Firstly, it’s worthwhile going over how the value of any company (or anything that generates cash) is theoretically derived. Investors ‘discount’ those future cash flows using a notional rate of return, or ‘discount rate’. This is done because the same amount of money is more valuable in the present, than in the future (due to inflation and the opportunity cost of putting that money to work elsewhere). The discount rate varies from company to company but is heavily influenced by the current ‘risk free’ rate – usually that of a government bond.


In this formula, r represents the discount rate and n the number of years into the future the cash flow occurs.

The theoretical value of a company is simply the summation of all of these individual future cash flows. So far so good.

Interest rates affect valuations differently

A change in the interest rate has a disproportionate impact on the present value of cash flows further into the future, as compared to those in the not too distant future. It is basically compounding interest in action (but in reverse).
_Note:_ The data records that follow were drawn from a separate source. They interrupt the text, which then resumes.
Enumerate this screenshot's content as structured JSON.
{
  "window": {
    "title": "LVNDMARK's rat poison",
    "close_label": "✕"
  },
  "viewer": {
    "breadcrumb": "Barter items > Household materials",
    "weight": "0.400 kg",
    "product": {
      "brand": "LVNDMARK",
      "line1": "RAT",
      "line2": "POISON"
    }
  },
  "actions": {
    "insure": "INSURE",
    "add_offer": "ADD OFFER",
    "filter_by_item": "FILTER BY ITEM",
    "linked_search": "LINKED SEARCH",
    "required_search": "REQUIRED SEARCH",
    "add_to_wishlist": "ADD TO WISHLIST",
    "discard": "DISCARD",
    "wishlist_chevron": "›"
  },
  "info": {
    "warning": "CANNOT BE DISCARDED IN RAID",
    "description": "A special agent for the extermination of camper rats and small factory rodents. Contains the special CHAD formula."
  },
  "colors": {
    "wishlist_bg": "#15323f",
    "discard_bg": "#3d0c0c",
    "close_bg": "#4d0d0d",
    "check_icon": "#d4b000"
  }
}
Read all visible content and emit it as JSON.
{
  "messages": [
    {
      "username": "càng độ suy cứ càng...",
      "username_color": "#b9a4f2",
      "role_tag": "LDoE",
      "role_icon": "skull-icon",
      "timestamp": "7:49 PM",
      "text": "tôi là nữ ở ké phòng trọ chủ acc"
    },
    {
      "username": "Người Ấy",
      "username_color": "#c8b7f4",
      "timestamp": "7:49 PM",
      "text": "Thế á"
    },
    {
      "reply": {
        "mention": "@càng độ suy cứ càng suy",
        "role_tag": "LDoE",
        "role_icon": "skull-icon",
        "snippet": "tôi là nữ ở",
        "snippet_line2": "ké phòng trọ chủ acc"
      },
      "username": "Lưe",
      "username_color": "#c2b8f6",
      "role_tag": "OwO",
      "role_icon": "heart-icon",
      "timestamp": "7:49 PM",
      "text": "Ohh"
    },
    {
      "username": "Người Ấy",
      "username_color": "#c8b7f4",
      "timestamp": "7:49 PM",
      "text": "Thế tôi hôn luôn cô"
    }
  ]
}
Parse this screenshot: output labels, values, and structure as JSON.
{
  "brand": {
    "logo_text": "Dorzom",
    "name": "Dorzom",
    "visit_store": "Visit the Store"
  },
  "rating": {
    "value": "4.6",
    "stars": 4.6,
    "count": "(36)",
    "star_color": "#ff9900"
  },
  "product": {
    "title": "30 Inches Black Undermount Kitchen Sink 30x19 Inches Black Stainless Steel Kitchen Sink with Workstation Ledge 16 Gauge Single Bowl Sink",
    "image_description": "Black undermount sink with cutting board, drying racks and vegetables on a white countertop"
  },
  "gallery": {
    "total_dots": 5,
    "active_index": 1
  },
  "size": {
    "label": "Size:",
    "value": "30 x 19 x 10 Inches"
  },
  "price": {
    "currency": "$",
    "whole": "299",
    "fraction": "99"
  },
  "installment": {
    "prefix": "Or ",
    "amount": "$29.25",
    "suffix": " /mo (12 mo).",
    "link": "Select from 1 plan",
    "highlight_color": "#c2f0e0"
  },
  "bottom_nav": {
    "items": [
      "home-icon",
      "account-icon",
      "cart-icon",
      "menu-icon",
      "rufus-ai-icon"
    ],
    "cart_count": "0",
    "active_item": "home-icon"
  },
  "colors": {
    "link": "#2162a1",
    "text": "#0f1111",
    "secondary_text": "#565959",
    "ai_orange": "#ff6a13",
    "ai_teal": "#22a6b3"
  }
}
To demonstrate, consider two companies – Company A and Company B. Company A is a mature company that grows its cash flows at a reasonably meagre 2% each year (over the next 30 years in this example). Its starting cash flow is $1,850. Company B on the other hand, has much smaller initial cash flows ($250) but is growing its cash flows at 15% annually. At a discount rate of 5%, both companies have very similar valuations.

valuation table

However, as the table above illustrates, a three-percentage point increase in the discount rate, from 5% to 8%, has quite different impacts on the present value of both companies.

It sees the low growth Company A’s valuation drop by 29.4%, while the higher growth Company B’s valuation drops by 44.3%. In a higher interest rate world, Company A is now worth more than Company B.

We should also point out that – as is the case with all modelling and forecasting - trying to pinpoint the value of a company using a discounted cash flow model is as much an art as a science. With such a vast array of inputs that an analyst would have to estimate (including that of the appropriate discount rate to apply) the process is fraught with opportunities to be proven wrong.

The process is extremely useful, particularly as a tool for scenario analysis, but investors would be wise to view it as one of many factors to consider when evaluating a company, rather than the key one. As the British statistician George Box famously said in the 1970s, “all models are wrong, but some are useful”.